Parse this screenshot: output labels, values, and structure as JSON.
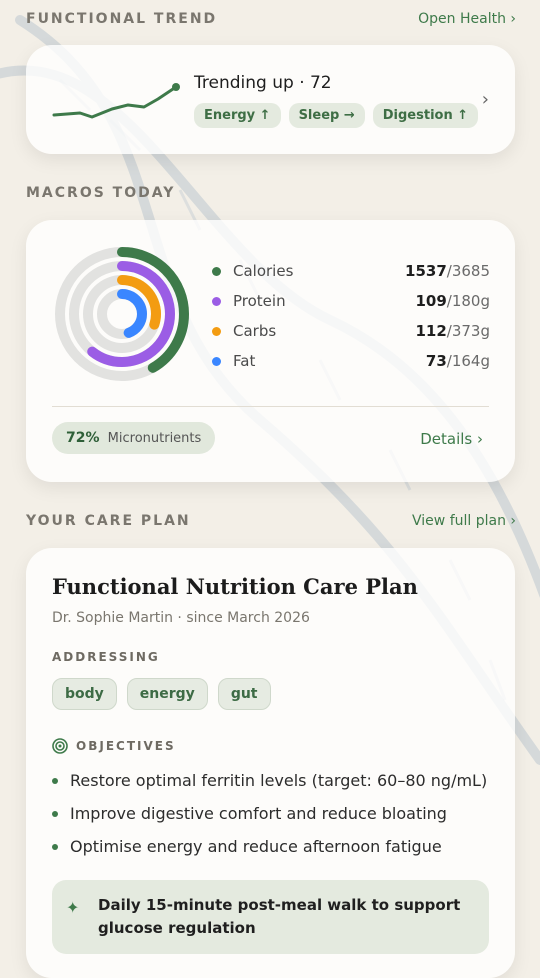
{
  "trend_section": {
    "title": "FUNCTIONAL TREND",
    "link": "Open Health ›",
    "headline": "Trending up · 72",
    "chips": [
      "Energy ↑",
      "Sleep →",
      "Digestion ↑"
    ],
    "chevron": "›"
  },
  "macros_section": {
    "title": "MACROS TODAY",
    "items": [
      {
        "name": "Calories",
        "value": "1537",
        "target": "/3685",
        "color": "#3e7a4a"
      },
      {
        "name": "Protein",
        "value": "109",
        "target": "/180g",
        "color": "#9b5de5"
      },
      {
        "name": "Carbs",
        "value": "112",
        "target": "/373g",
        "color": "#f39c12"
      },
      {
        "name": "Fat",
        "value": "73",
        "target": "/164g",
        "color": "#3a86ff"
      }
    ],
    "micronutrients_pct": "72%",
    "micronutrients_label": "Micronutrients",
    "details_link": "Details ›"
  },
  "care_plan_section": {
    "title": "YOUR CARE PLAN",
    "link": "View full plan ›",
    "plan_title": "Functional Nutrition Care Plan",
    "plan_sub": "Dr. Sophie Martin · since March 2026",
    "addressing_label": "ADDRESSING",
    "tags": [
      "body",
      "energy",
      "gut"
    ],
    "objectives_label": "OBJECTIVES",
    "objectives": [
      "Restore optimal ferritin levels (target: 60–80 ng/mL)",
      "Improve digestive comfort and reduce bloating",
      "Optimise energy and reduce afternoon fatigue"
    ],
    "tip_line1": "Daily 15-minute post-meal walk to support",
    "tip_line2": "glucose regulation"
  },
  "colors": {
    "accent": "#3e7a4a",
    "chip_bg": "#e4eadf",
    "bg": "#f3efe7"
  }
}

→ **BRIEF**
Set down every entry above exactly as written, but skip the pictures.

→ **EXERCISE ANSWER**
Parse this screenshot: output labels, values, and structure as JSON.
{
  "trend_section": {
    "title": "FUNCTIONAL TREND",
    "link": "Open Health ›",
    "headline": "Trending up · 72",
    "chips": [
      "Energy ↑",
      "Sleep →",
      "Digestion ↑"
    ],
    "chevron": "›"
  },
  "macros_section": {
    "title": "MACROS TODAY",
    "items": [
      {
        "name": "Calories",
        "value": "1537",
        "target": "/3685",
        "color": "#3e7a4a"
      },
      {
        "name": "Protein",
        "value": "109",
        "target": "/180g",
        "color": "#9b5de5"
      },
      {
        "name": "Carbs",
        "value": "112",
        "target": "/373g",
        "color": "#f39c12"
      },
      {
        "name": "Fat",
        "value": "73",
        "target": "/164g",
        "color": "#3a86ff"
      }
    ],
    "micronutrients_pct": "72%",
    "micronutrients_label": "Micronutrients",
    "details_link": "Details ›"
  },
  "care_plan_section": {
    "title": "YOUR CARE PLAN",
    "link": "View full plan ›",
    "plan_title": "Functional Nutrition Care Plan",
    "plan_sub": "Dr. Sophie Martin · since March 2026",
    "addressing_label": "ADDRESSING",
    "tags": [
      "body",
      "energy",
      "gut"
    ],
    "objectives_label": "OBJECTIVES",
    "objectives": [
      "Restore optimal ferritin levels (target: 60–80 ng/mL)",
      "Improve digestive comfort and reduce bloating",
      "Optimise energy and reduce afternoon fatigue"
    ],
    "tip_line1": "Daily 15-minute post-meal walk to support",
    "tip_line2": "glucose regulation"
  },
  "colors": {
    "accent": "#3e7a4a",
    "chip_bg": "#e4eadf",
    "bg": "#f3efe7"
  }
}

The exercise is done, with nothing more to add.